Which of the lines below mention the word "Coordinar"? Pull each one out.
--- PROVIDED ENTRIES Enclosed Below ---
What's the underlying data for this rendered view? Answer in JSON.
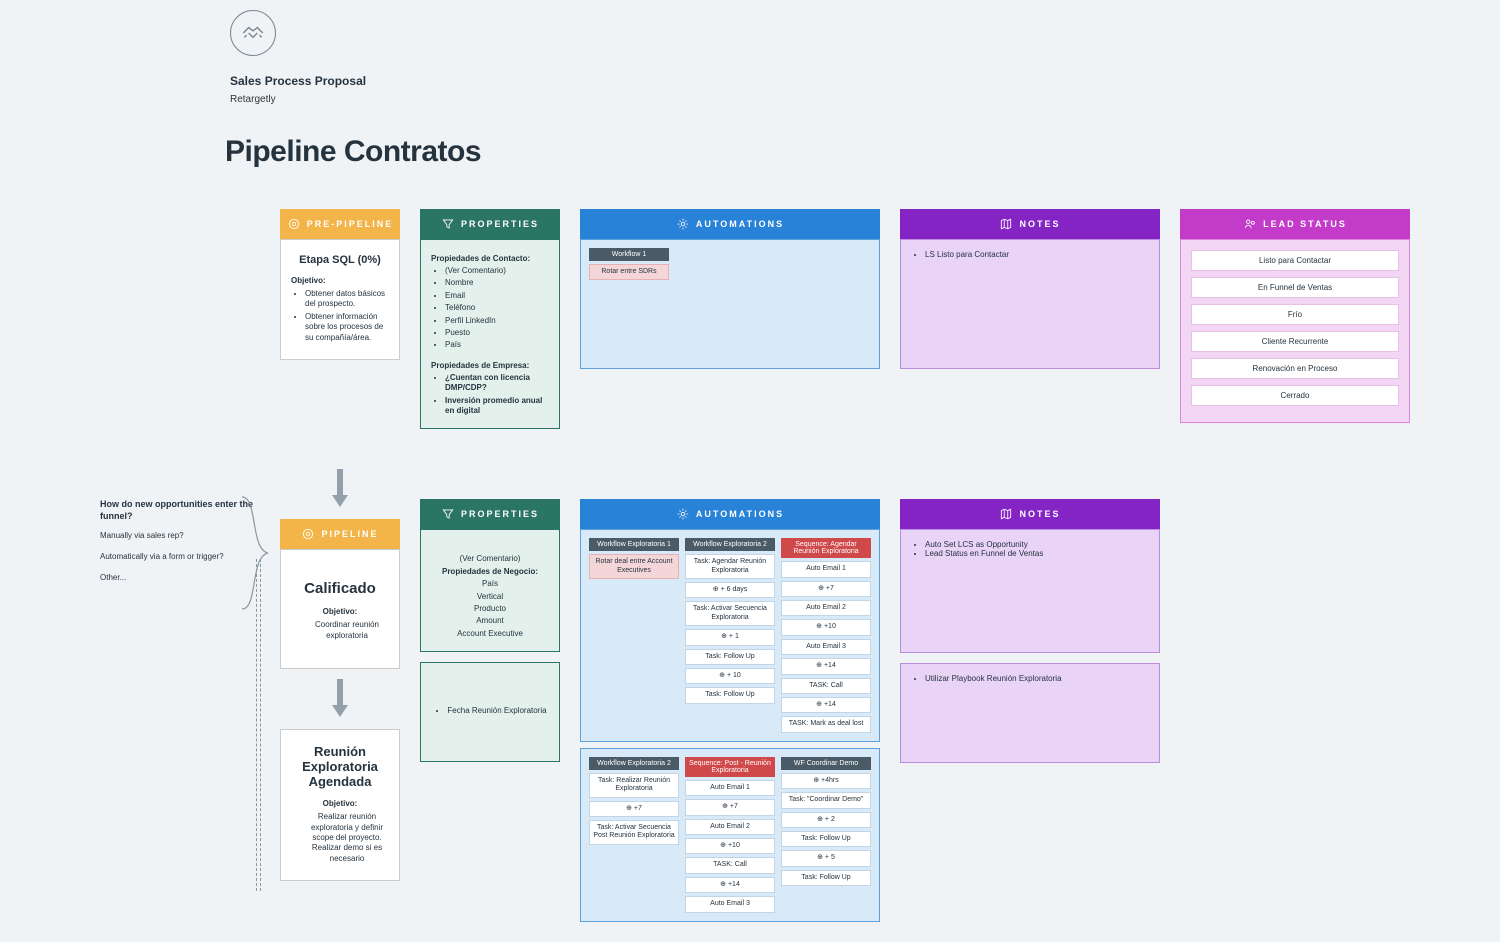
{
  "header": {
    "proposal_title": "Sales Process Proposal",
    "proposal_sub": "Retargetly"
  },
  "page_title": "Pipeline Contratos",
  "columns": {
    "prepipeline": "PRE-PIPELINE",
    "pipeline": "PIPELINE",
    "properties": "PROPERTIES",
    "automations": "AUTOMATIONS",
    "notes": "NOTES",
    "lead_status": "LEAD STATUS"
  },
  "row1": {
    "stage": {
      "title": "Etapa SQL (0%)",
      "obj_label": "Objetivo:",
      "bullets": [
        "Obtener datos básicos del prospecto.",
        "Obtener información sobre los procesos de su compañía/área."
      ]
    },
    "properties": {
      "sect1": "Propiedades de Contacto:",
      "list1": [
        "(Ver Comentario)",
        "Nombre",
        "Email",
        "Teléfono",
        "Perfil LinkedIn",
        "Puesto",
        "País"
      ],
      "sect2": "Propiedades de Empresa:",
      "list2": [
        "¿Cuentan con licencia DMP/CDP?",
        "Inversión promedio anual en digital"
      ]
    },
    "automations": {
      "wf1_head": "Workflow 1",
      "wf1_cell": "Rotar entre SDRs"
    },
    "notes": {
      "items": [
        "LS Listo para Contactar"
      ]
    },
    "lead_status": [
      "Listo para Contactar",
      "En Funnel de Ventas",
      "Frío",
      "Cliente Recurrente",
      "Renovación en Proceso",
      "Cerrado"
    ]
  },
  "side": {
    "q": "How do new opportunities enter the funnel?",
    "a1": "Manually via sales rep?",
    "a2": "Automatically via a form or trigger?",
    "a3": "Other..."
  },
  "row2": {
    "stage1": {
      "title": "Calificado",
      "obj_label": "Objetivo:",
      "bullets": [
        "Coordinar reunión exploratoria"
      ]
    },
    "stage2": {
      "title": "Reunión Exploratoria Agendada",
      "obj_label": "Objetivo:",
      "bullets": [
        "Realizar reunión exploratoria y definir scope del proyecto. Realizar demo si es necesario"
      ]
    },
    "properties1": {
      "line0": "(Ver Comentario)",
      "sect": "Propiedades de Negocio:",
      "list": [
        "País",
        "Vertical",
        "Producto",
        "Amount",
        "Account Executive"
      ]
    },
    "properties2": {
      "list": [
        "Fecha Reunión Exploratoria"
      ]
    },
    "automations1": {
      "cols": [
        {
          "head": "Workflow Exploratoria 1",
          "head_class": "dark",
          "cells": [
            {
              "t": "Rotar deal entre Account Executives",
              "c": "pink"
            }
          ]
        },
        {
          "head": "Workflow Exploratoria 2",
          "head_class": "dark",
          "cells": [
            {
              "t": "Task: Agendar Reunión Exploratoria"
            },
            {
              "t": "⊕ + 6 days"
            },
            {
              "t": "Task: Activar Secuencia Exploratoria"
            },
            {
              "t": "⊕ + 1"
            },
            {
              "t": "Task: Follow Up"
            },
            {
              "t": "⊕ + 10"
            },
            {
              "t": "Task: Follow Up"
            }
          ]
        },
        {
          "head": "Sequence: Agendar Reunión Exploratoria",
          "head_class": "red",
          "cells": [
            {
              "t": "Auto Email 1"
            },
            {
              "t": "⊕ +7"
            },
            {
              "t": "Auto Email 2"
            },
            {
              "t": "⊕ +10"
            },
            {
              "t": "Auto Email 3"
            },
            {
              "t": "⊕ +14"
            },
            {
              "t": "TASK: Call"
            },
            {
              "t": "⊕ +14"
            },
            {
              "t": "TASK: Mark as deal lost"
            }
          ]
        }
      ]
    },
    "automations2": {
      "cols": [
        {
          "head": "Workflow Exploratoria 2",
          "head_class": "dark",
          "cells": [
            {
              "t": "Task: Realizar Reunión Exploratoria"
            },
            {
              "t": "⊕ +7"
            },
            {
              "t": "Task: Activar Secuencia Post Reunión Exploratoria"
            }
          ]
        },
        {
          "head": "Sequence: Post - Reunión Exploratoria",
          "head_class": "red",
          "cells": [
            {
              "t": "Auto Email 1"
            },
            {
              "t": "⊕ +7"
            },
            {
              "t": "Auto Email 2"
            },
            {
              "t": "⊕ +10"
            },
            {
              "t": "TASK: Call"
            },
            {
              "t": "⊕ +14"
            },
            {
              "t": "Auto Email 3"
            }
          ]
        },
        {
          "head": "WF Coordinar Demo",
          "head_class": "dark",
          "cells": [
            {
              "t": "⊕ +4hrs"
            },
            {
              "t": "Task: \"Coordinar Demo\""
            },
            {
              "t": "⊕ + 2"
            },
            {
              "t": "Task: Follow Up"
            },
            {
              "t": "⊕ + 5"
            },
            {
              "t": "Task: Follow Up"
            }
          ]
        }
      ]
    },
    "notes1": {
      "items": [
        "Auto Set LCS as Opportunity",
        "Lead Status en Funnel de Ventas"
      ]
    },
    "notes2": {
      "items": [
        "Utilizar Playbook Reunión Exploratoria"
      ]
    }
  }
}
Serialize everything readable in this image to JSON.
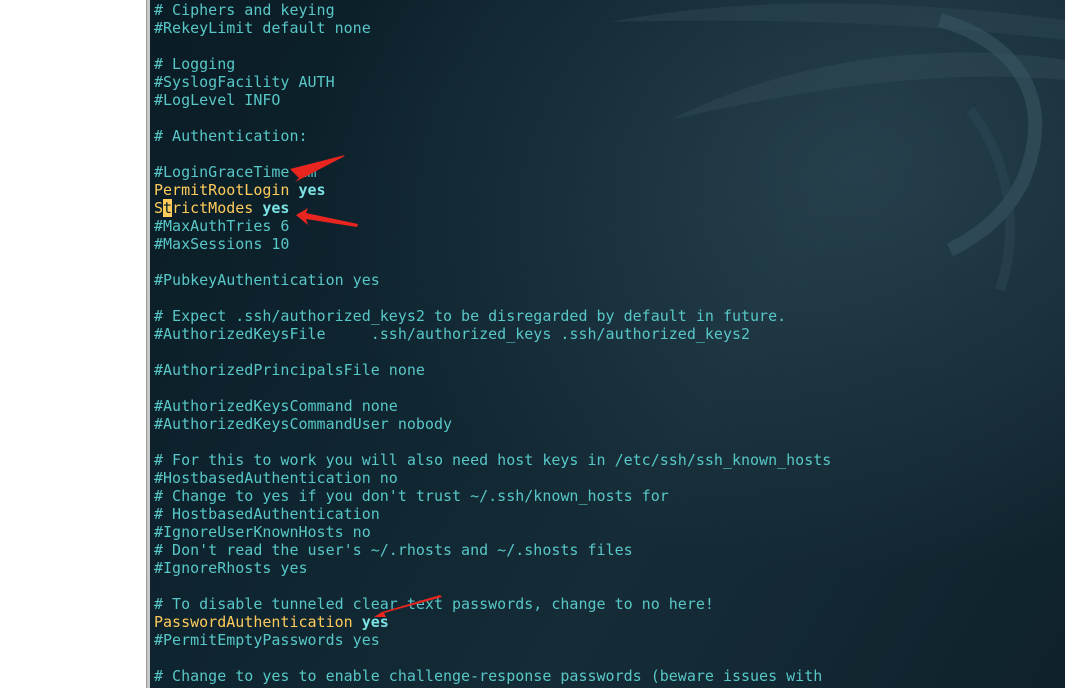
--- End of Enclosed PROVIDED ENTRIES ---
EXERCISE ANSWER:
        "Coordinar reunión exploratoria"
          "head": "WF Coordinar Demo",
              "t": "Task: \"Coordinar Demo\""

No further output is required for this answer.